(Dataset rows for apps and sites)
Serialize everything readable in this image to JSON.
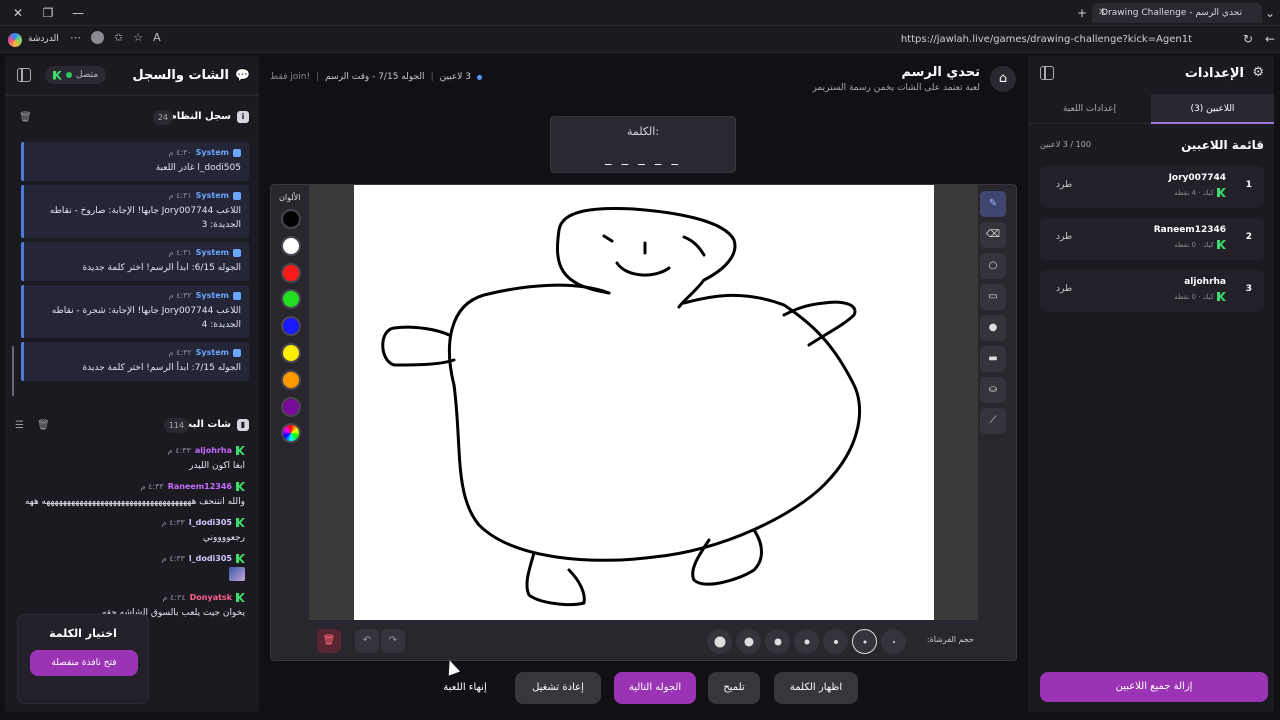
{
  "browser": {
    "tab_title": "تحدي الرسم - Drawing Challenge",
    "url": "https://jawlah.live/games/drawing-challenge?kick=Agen1t",
    "copilot_label": "الدردشة"
  },
  "left_panel": {
    "title": "الشات والسجل",
    "status": "متصل",
    "system_log": {
      "label": "سجل النظام",
      "count": "24",
      "messages": [
        {
          "name": "System",
          "time": "٤:٣٠ م",
          "text": "l_dodi505 غادر اللعبة"
        },
        {
          "name": "System",
          "time": "٤:٣١ م",
          "text": "اللاعب Jory007744 جابها! الإجابة: صاروخ - نقاطه الجديدة: 3"
        },
        {
          "name": "System",
          "time": "٤:٣١ م",
          "text": "الجوله 6/15: ابدأ الرسم! اختر كلمة جديدة"
        },
        {
          "name": "System",
          "time": "٤:٣٢ م",
          "text": "اللاعب Jory007744 جابها! الإجابة: شجرة - نقاطه الجديدة: 4"
        },
        {
          "name": "System",
          "time": "٤:٣٢ م",
          "text": "الجوله 7/15: ابدأ الرسم! اختر كلمة جديدة"
        }
      ]
    },
    "stream_chat": {
      "label": "شات البث",
      "count": "114",
      "messages": [
        {
          "name": "aljohrha",
          "time": "٤:٣٣ م",
          "color": "#c66bff",
          "text": "ابغا اكون الليدر"
        },
        {
          "name": "Raneem12346",
          "time": "٤:٣٣ م",
          "color": "#c66bff",
          "text": "والله انننحف ههههههههههههههههههههههههههههههههههههه ههه"
        },
        {
          "name": "l_dodi305",
          "time": "٤:٣٣ م",
          "color": "#cfc9ff",
          "text": "رجعووووني"
        },
        {
          "name": "l_dodi305",
          "time": "٤:٣٣ م",
          "color": "#cfc9ff",
          "text": ""
        },
        {
          "name": "Donyatsk",
          "time": "٤:٣٤ م",
          "color": "#ff5f8f",
          "text": "يخوان جيت يلعب بالسوق الشاشه حقه"
        }
      ]
    },
    "word_pick": {
      "title": "اختيار الكلمة",
      "button": "فتح نافذة منفصلة"
    }
  },
  "main": {
    "title": "تحدي الرسم",
    "subtitle": "لعبة تعتمد على الشات يخمن رسمة الستريمر",
    "players_count": "3 لاعبين",
    "round_info": "الجوله 7/15 - وقت الرسم",
    "join_hint": "!join فقط",
    "word_label": "الكلمة:",
    "word_dashes": "_ _ _ _ _",
    "colors_label": "الألوان",
    "brush_label": "حجم الفرشاة:",
    "colors": [
      "#000000",
      "#ffffff",
      "#ff1a1a",
      "#22dd22",
      "#1a1aff",
      "#ffee00",
      "#ff9900",
      "#7a0a9a"
    ],
    "actions": {
      "show_word": "اظهار الكلمة",
      "hint": "تلميح",
      "next_round": "الجوله التالية",
      "restart": "إعادة تشغيل",
      "end_game": "إنهاء اللعبة"
    }
  },
  "right_panel": {
    "title": "الإعدادات",
    "tab_players": "اللاعبين (3)",
    "tab_settings": "إعدادات اللعبة",
    "players_title": "قائمة اللاعبين",
    "players_count": "100 / 3 لاعبين",
    "players": [
      {
        "rank": "1",
        "name": "Jory007744",
        "meta": "كيك · 4 نقطة",
        "kick": "طرد"
      },
      {
        "rank": "2",
        "name": "Raneem12346",
        "meta": "كيك · 0 نقطة",
        "kick": "طرد"
      },
      {
        "rank": "3",
        "name": "aljohrha",
        "meta": "كيك · 0 نقطة",
        "kick": "طرد"
      }
    ],
    "remove_all": "إزالة جميع اللاعبين"
  }
}
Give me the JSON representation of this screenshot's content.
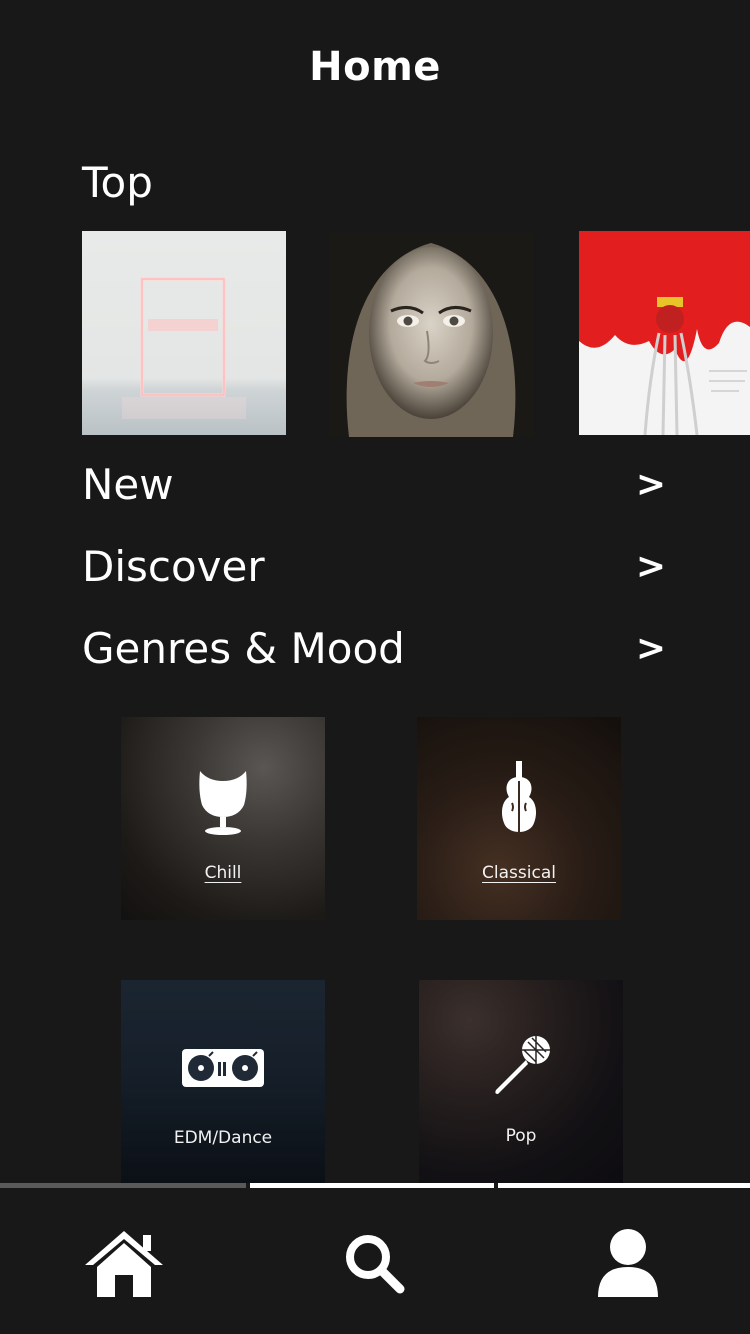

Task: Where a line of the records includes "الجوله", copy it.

Exercise response:
          "text": "الجوله 6/15: ابدأ الرسم! اختر كلمة جديدة"
          "text": "الجوله 7/15: ابدأ الرسم! اختر كلمة جديدة"
    "round_info": "الجوله 7/15 - وقت الرسم",
      "next_round": "الجوله التالية",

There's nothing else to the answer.